**ENTRIES PROVIDED**
+++++

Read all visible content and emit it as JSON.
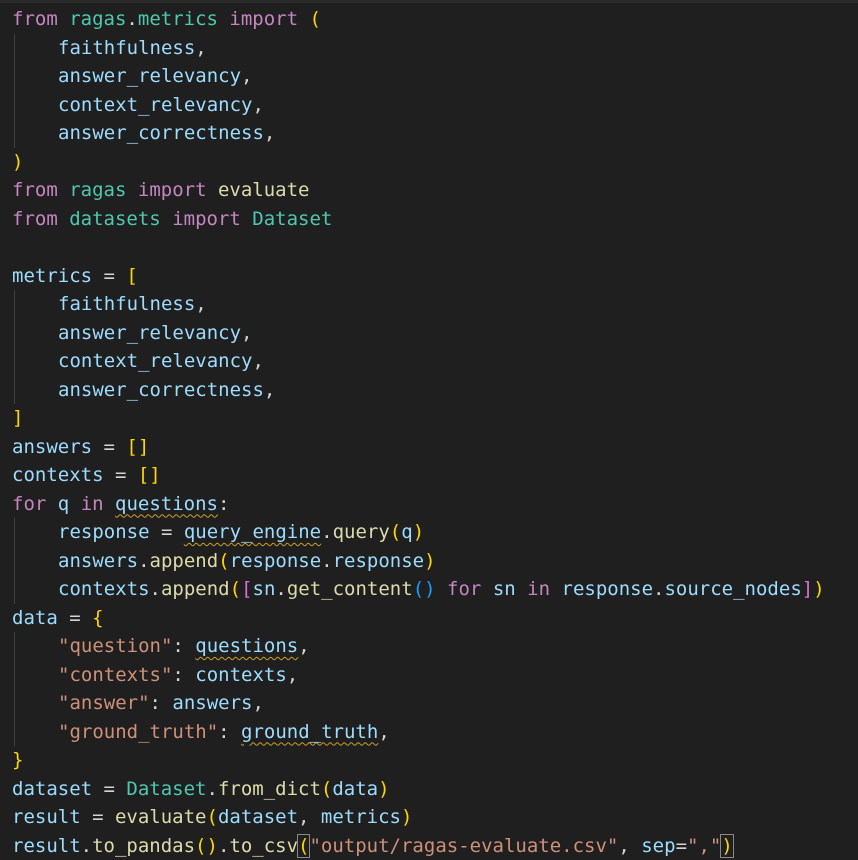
{
  "editor": {
    "lines": [
      [
        [
          "kw",
          "from"
        ],
        [
          "op",
          " "
        ],
        [
          "mod",
          "ragas"
        ],
        [
          "op",
          "."
        ],
        [
          "mod",
          "metrics"
        ],
        [
          "op",
          " "
        ],
        [
          "kw",
          "import"
        ],
        [
          "op",
          " "
        ],
        [
          "b1",
          "("
        ]
      ],
      [
        [
          "ind",
          ""
        ],
        [
          "var",
          "faithfulness"
        ],
        [
          "op",
          ","
        ]
      ],
      [
        [
          "ind",
          ""
        ],
        [
          "var",
          "answer_relevancy"
        ],
        [
          "op",
          ","
        ]
      ],
      [
        [
          "ind",
          ""
        ],
        [
          "var",
          "context_relevancy"
        ],
        [
          "op",
          ","
        ]
      ],
      [
        [
          "ind",
          ""
        ],
        [
          "var",
          "answer_correctness"
        ],
        [
          "op",
          ","
        ]
      ],
      [
        [
          "b1",
          ")"
        ]
      ],
      [
        [
          "kw",
          "from"
        ],
        [
          "op",
          " "
        ],
        [
          "mod",
          "ragas"
        ],
        [
          "op",
          " "
        ],
        [
          "kw",
          "import"
        ],
        [
          "op",
          " "
        ],
        [
          "fn",
          "evaluate"
        ]
      ],
      [
        [
          "kw",
          "from"
        ],
        [
          "op",
          " "
        ],
        [
          "mod",
          "datasets"
        ],
        [
          "op",
          " "
        ],
        [
          "kw",
          "import"
        ],
        [
          "op",
          " "
        ],
        [
          "cls",
          "Dataset"
        ]
      ],
      [],
      [
        [
          "var",
          "metrics"
        ],
        [
          "op",
          " = "
        ],
        [
          "b1",
          "["
        ]
      ],
      [
        [
          "ind",
          ""
        ],
        [
          "var",
          "faithfulness"
        ],
        [
          "op",
          ","
        ]
      ],
      [
        [
          "ind",
          ""
        ],
        [
          "var",
          "answer_relevancy"
        ],
        [
          "op",
          ","
        ]
      ],
      [
        [
          "ind",
          ""
        ],
        [
          "var",
          "context_relevancy"
        ],
        [
          "op",
          ","
        ]
      ],
      [
        [
          "ind",
          ""
        ],
        [
          "var",
          "answer_correctness"
        ],
        [
          "op",
          ","
        ]
      ],
      [
        [
          "b1",
          "]"
        ]
      ],
      [
        [
          "var",
          "answers"
        ],
        [
          "op",
          " = "
        ],
        [
          "b1",
          "[]"
        ]
      ],
      [
        [
          "var",
          "contexts"
        ],
        [
          "op",
          " = "
        ],
        [
          "b1",
          "[]"
        ]
      ],
      [
        [
          "kw",
          "for"
        ],
        [
          "op",
          " "
        ],
        [
          "var",
          "q"
        ],
        [
          "op",
          " "
        ],
        [
          "kw",
          "in"
        ],
        [
          "op",
          " "
        ],
        [
          "var squig",
          "questions"
        ],
        [
          "op",
          ":"
        ]
      ],
      [
        [
          "ind",
          ""
        ],
        [
          "var",
          "response"
        ],
        [
          "op",
          " = "
        ],
        [
          "var squig",
          "query_engine"
        ],
        [
          "op",
          "."
        ],
        [
          "fn",
          "query"
        ],
        [
          "b1",
          "("
        ],
        [
          "var",
          "q"
        ],
        [
          "b1",
          ")"
        ]
      ],
      [
        [
          "ind",
          ""
        ],
        [
          "var",
          "answers"
        ],
        [
          "op",
          "."
        ],
        [
          "fn",
          "append"
        ],
        [
          "b1",
          "("
        ],
        [
          "var",
          "response"
        ],
        [
          "op",
          "."
        ],
        [
          "var",
          "response"
        ],
        [
          "b1",
          ")"
        ]
      ],
      [
        [
          "ind",
          ""
        ],
        [
          "var",
          "contexts"
        ],
        [
          "op",
          "."
        ],
        [
          "fn",
          "append"
        ],
        [
          "b1",
          "("
        ],
        [
          "b2",
          "["
        ],
        [
          "var",
          "sn"
        ],
        [
          "op",
          "."
        ],
        [
          "fn",
          "get_content"
        ],
        [
          "b3",
          "()"
        ],
        [
          "op",
          " "
        ],
        [
          "kw",
          "for"
        ],
        [
          "op",
          " "
        ],
        [
          "var",
          "sn"
        ],
        [
          "op",
          " "
        ],
        [
          "kw",
          "in"
        ],
        [
          "op",
          " "
        ],
        [
          "var",
          "response"
        ],
        [
          "op",
          "."
        ],
        [
          "var",
          "source_nodes"
        ],
        [
          "b2",
          "]"
        ],
        [
          "b1",
          ")"
        ]
      ],
      [
        [
          "var",
          "data"
        ],
        [
          "op",
          " = "
        ],
        [
          "b1",
          "{"
        ]
      ],
      [
        [
          "ind",
          ""
        ],
        [
          "str",
          "\"question\""
        ],
        [
          "op",
          ": "
        ],
        [
          "var squig",
          "questions"
        ],
        [
          "op",
          ","
        ]
      ],
      [
        [
          "ind",
          ""
        ],
        [
          "str",
          "\"contexts\""
        ],
        [
          "op",
          ": "
        ],
        [
          "var",
          "contexts"
        ],
        [
          "op",
          ","
        ]
      ],
      [
        [
          "ind",
          ""
        ],
        [
          "str",
          "\"answer\""
        ],
        [
          "op",
          ": "
        ],
        [
          "var",
          "answers"
        ],
        [
          "op",
          ","
        ]
      ],
      [
        [
          "ind",
          ""
        ],
        [
          "str",
          "\"ground_truth\""
        ],
        [
          "op",
          ": "
        ],
        [
          "var squig",
          "ground_truth"
        ],
        [
          "op",
          ","
        ]
      ],
      [
        [
          "b1",
          "}"
        ]
      ],
      [
        [
          "var",
          "dataset"
        ],
        [
          "op",
          " = "
        ],
        [
          "cls",
          "Dataset"
        ],
        [
          "op",
          "."
        ],
        [
          "fn",
          "from_dict"
        ],
        [
          "b1",
          "("
        ],
        [
          "var",
          "data"
        ],
        [
          "b1",
          ")"
        ]
      ],
      [
        [
          "var",
          "result"
        ],
        [
          "op",
          " = "
        ],
        [
          "fn",
          "evaluate"
        ],
        [
          "b1",
          "("
        ],
        [
          "var",
          "dataset"
        ],
        [
          "op",
          ", "
        ],
        [
          "var",
          "metrics"
        ],
        [
          "b1",
          ")"
        ]
      ],
      [
        [
          "var",
          "result"
        ],
        [
          "op",
          "."
        ],
        [
          "fn",
          "to_pandas"
        ],
        [
          "b1",
          "()"
        ],
        [
          "op",
          "."
        ],
        [
          "fn",
          "to_csv"
        ],
        [
          "b1 match",
          "("
        ],
        [
          "str",
          "\"output/ragas-evaluate.csv\""
        ],
        [
          "op",
          ", "
        ],
        [
          "var",
          "sep"
        ],
        [
          "op",
          "="
        ],
        [
          "str",
          "\",\""
        ],
        [
          "b1 match",
          ")"
        ]
      ]
    ]
  }
}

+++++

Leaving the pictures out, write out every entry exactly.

Read all visible content and emit it as JSON.
{
  "editor": {
    "lines": [
      [
        [
          "kw",
          "from"
        ],
        [
          "op",
          " "
        ],
        [
          "mod",
          "ragas"
        ],
        [
          "op",
          "."
        ],
        [
          "mod",
          "metrics"
        ],
        [
          "op",
          " "
        ],
        [
          "kw",
          "import"
        ],
        [
          "op",
          " "
        ],
        [
          "b1",
          "("
        ]
      ],
      [
        [
          "ind",
          ""
        ],
        [
          "var",
          "faithfulness"
        ],
        [
          "op",
          ","
        ]
      ],
      [
        [
          "ind",
          ""
        ],
        [
          "var",
          "answer_relevancy"
        ],
        [
          "op",
          ","
        ]
      ],
      [
        [
          "ind",
          ""
        ],
        [
          "var",
          "context_relevancy"
        ],
        [
          "op",
          ","
        ]
      ],
      [
        [
          "ind",
          ""
        ],
        [
          "var",
          "answer_correctness"
        ],
        [
          "op",
          ","
        ]
      ],
      [
        [
          "b1",
          ")"
        ]
      ],
      [
        [
          "kw",
          "from"
        ],
        [
          "op",
          " "
        ],
        [
          "mod",
          "ragas"
        ],
        [
          "op",
          " "
        ],
        [
          "kw",
          "import"
        ],
        [
          "op",
          " "
        ],
        [
          "fn",
          "evaluate"
        ]
      ],
      [
        [
          "kw",
          "from"
        ],
        [
          "op",
          " "
        ],
        [
          "mod",
          "datasets"
        ],
        [
          "op",
          " "
        ],
        [
          "kw",
          "import"
        ],
        [
          "op",
          " "
        ],
        [
          "cls",
          "Dataset"
        ]
      ],
      [],
      [
        [
          "var",
          "metrics"
        ],
        [
          "op",
          " = "
        ],
        [
          "b1",
          "["
        ]
      ],
      [
        [
          "ind",
          ""
        ],
        [
          "var",
          "faithfulness"
        ],
        [
          "op",
          ","
        ]
      ],
      [
        [
          "ind",
          ""
        ],
        [
          "var",
          "answer_relevancy"
        ],
        [
          "op",
          ","
        ]
      ],
      [
        [
          "ind",
          ""
        ],
        [
          "var",
          "context_relevancy"
        ],
        [
          "op",
          ","
        ]
      ],
      [
        [
          "ind",
          ""
        ],
        [
          "var",
          "answer_correctness"
        ],
        [
          "op",
          ","
        ]
      ],
      [
        [
          "b1",
          "]"
        ]
      ],
      [
        [
          "var",
          "answers"
        ],
        [
          "op",
          " = "
        ],
        [
          "b1",
          "[]"
        ]
      ],
      [
        [
          "var",
          "contexts"
        ],
        [
          "op",
          " = "
        ],
        [
          "b1",
          "[]"
        ]
      ],
      [
        [
          "kw",
          "for"
        ],
        [
          "op",
          " "
        ],
        [
          "var",
          "q"
        ],
        [
          "op",
          " "
        ],
        [
          "kw",
          "in"
        ],
        [
          "op",
          " "
        ],
        [
          "var squig",
          "questions"
        ],
        [
          "op",
          ":"
        ]
      ],
      [
        [
          "ind",
          ""
        ],
        [
          "var",
          "response"
        ],
        [
          "op",
          " = "
        ],
        [
          "var squig",
          "query_engine"
        ],
        [
          "op",
          "."
        ],
        [
          "fn",
          "query"
        ],
        [
          "b1",
          "("
        ],
        [
          "var",
          "q"
        ],
        [
          "b1",
          ")"
        ]
      ],
      [
        [
          "ind",
          ""
        ],
        [
          "var",
          "answers"
        ],
        [
          "op",
          "."
        ],
        [
          "fn",
          "append"
        ],
        [
          "b1",
          "("
        ],
        [
          "var",
          "response"
        ],
        [
          "op",
          "."
        ],
        [
          "var",
          "response"
        ],
        [
          "b1",
          ")"
        ]
      ],
      [
        [
          "ind",
          ""
        ],
        [
          "var",
          "contexts"
        ],
        [
          "op",
          "."
        ],
        [
          "fn",
          "append"
        ],
        [
          "b1",
          "("
        ],
        [
          "b2",
          "["
        ],
        [
          "var",
          "sn"
        ],
        [
          "op",
          "."
        ],
        [
          "fn",
          "get_content"
        ],
        [
          "b3",
          "()"
        ],
        [
          "op",
          " "
        ],
        [
          "kw",
          "for"
        ],
        [
          "op",
          " "
        ],
        [
          "var",
          "sn"
        ],
        [
          "op",
          " "
        ],
        [
          "kw",
          "in"
        ],
        [
          "op",
          " "
        ],
        [
          "var",
          "response"
        ],
        [
          "op",
          "."
        ],
        [
          "var",
          "source_nodes"
        ],
        [
          "b2",
          "]"
        ],
        [
          "b1",
          ")"
        ]
      ],
      [
        [
          "var",
          "data"
        ],
        [
          "op",
          " = "
        ],
        [
          "b1",
          "{"
        ]
      ],
      [
        [
          "ind",
          ""
        ],
        [
          "str",
          "\"question\""
        ],
        [
          "op",
          ": "
        ],
        [
          "var squig",
          "questions"
        ],
        [
          "op",
          ","
        ]
      ],
      [
        [
          "ind",
          ""
        ],
        [
          "str",
          "\"contexts\""
        ],
        [
          "op",
          ": "
        ],
        [
          "var",
          "contexts"
        ],
        [
          "op",
          ","
        ]
      ],
      [
        [
          "ind",
          ""
        ],
        [
          "str",
          "\"answer\""
        ],
        [
          "op",
          ": "
        ],
        [
          "var",
          "answers"
        ],
        [
          "op",
          ","
        ]
      ],
      [
        [
          "ind",
          ""
        ],
        [
          "str",
          "\"ground_truth\""
        ],
        [
          "op",
          ": "
        ],
        [
          "var squig",
          "ground_truth"
        ],
        [
          "op",
          ","
        ]
      ],
      [
        [
          "b1",
          "}"
        ]
      ],
      [
        [
          "var",
          "dataset"
        ],
        [
          "op",
          " = "
        ],
        [
          "cls",
          "Dataset"
        ],
        [
          "op",
          "."
        ],
        [
          "fn",
          "from_dict"
        ],
        [
          "b1",
          "("
        ],
        [
          "var",
          "data"
        ],
        [
          "b1",
          ")"
        ]
      ],
      [
        [
          "var",
          "result"
        ],
        [
          "op",
          " = "
        ],
        [
          "fn",
          "evaluate"
        ],
        [
          "b1",
          "("
        ],
        [
          "var",
          "dataset"
        ],
        [
          "op",
          ", "
        ],
        [
          "var",
          "metrics"
        ],
        [
          "b1",
          ")"
        ]
      ],
      [
        [
          "var",
          "result"
        ],
        [
          "op",
          "."
        ],
        [
          "fn",
          "to_pandas"
        ],
        [
          "b1",
          "()"
        ],
        [
          "op",
          "."
        ],
        [
          "fn",
          "to_csv"
        ],
        [
          "b1 match",
          "("
        ],
        [
          "str",
          "\"output/ragas-evaluate.csv\""
        ],
        [
          "op",
          ", "
        ],
        [
          "var",
          "sep"
        ],
        [
          "op",
          "="
        ],
        [
          "str",
          "\",\""
        ],
        [
          "b1 match",
          ")"
        ]
      ]
    ]
  }
}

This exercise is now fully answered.